“Honestly, last year [I] didn’t feel like I was a part of Williams,” she said. “I had a really good supportive community back home… But ever since coming here, just physically being here and being around everyone and making new friends and being involved in clubs  — it all added to the Williams experience.”

Faced with this sense of detachment from the community, Yufeng Wu has been adjusting to the experience of being a sophomore with the institutional and personal knowledge of campus of a first-year. “I kind of feel like a freshman coming to campus, so I guess froshomore is a good name for us, a sort of in-between,” he said, grinning.

Kelsie Hao ’22 (third from right) joined the Accidentals for her final year at the College. (Photo courtesy of Hannah Brown.)

‘Oh, my gosh. I feel really old’

“I felt old,” Kelsie Hao ’22 said. “I remember I drove into campus, and when I came in, all of the WOOLF [Williams Outdoor Orientation for Living as First-years] trips were coming back, so all the little baby freshmen with their WOOLF backpacks were all coming home, and I was like, ‘Oh, my gosh. I feel really old.’”

Hao is a “super senior”: a student in the Class of 2022 who was originally meant to graduate in an earlier class. Like many of her fellow super seniors, she took a gap year after her junior year partly due to COVID restrictions on campus life. 

“For me, it just made sense,” Hao said. “I told everyone that my stipulations for school was I wanted to be able to compete in track, and I wanted to be able to hug people. And at that point, given what Williams was saying in terms of coming back, I wouldn’t be able to do either of those things.”

Despite the small community that super seniors have built for themselves on campus, Hao said that she feels a distance between herself and the rest of the College community. “Although there is currently a network of super seniors, it’s definitely undeniable that I’m lonelier this year than I would have liked to be,” she said. “Part of me feels like I’m left behind because my class, the people I came in with, are mostly gone, so there is a bit of disconnect.”

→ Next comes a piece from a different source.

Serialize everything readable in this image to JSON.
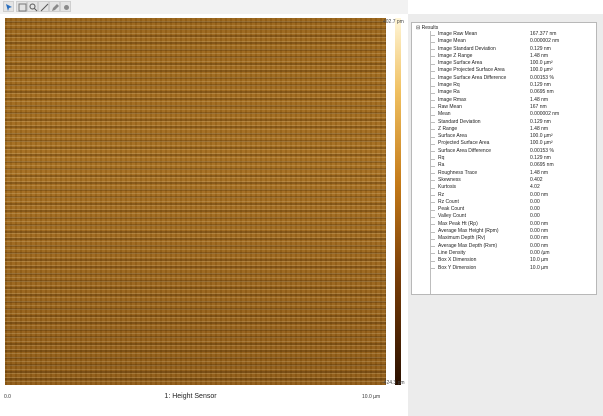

At the same time, Kayla Gillman ’21.5 said living and working on campus has kept her connection to the community strong. “I think I will always feel an affinity to Williams, but my connection to this place is so much deeper than just an affinity,” she said. “This is my home, and I’m living here, and I’m doing work here… I feel like it would be a misrepresentation to be like, ‘Oh, yes. I feel far away from this’ … because I really am still boots-on-the-ground here.”

For Hao, returning for another year provided new and unexpected opportunities through which to engage with the community. “Track used to be my entire world,” she said. “I did a lot of it, and I was very excited to be a captain and all that. And then this year, I was like… ‘Let me audition for an a cappella group,’ and I’m so glad that I did because I found another great community.” This fall, Hao joined the Accidentals.

In the end, Gillman said that she had no regrets about taking a semester off. “It was hard sometimes, I guess, in the way that a pandemic is hard,” she said. “But I think my time off really helped me figure out what I want to do next and give me some breathing room.”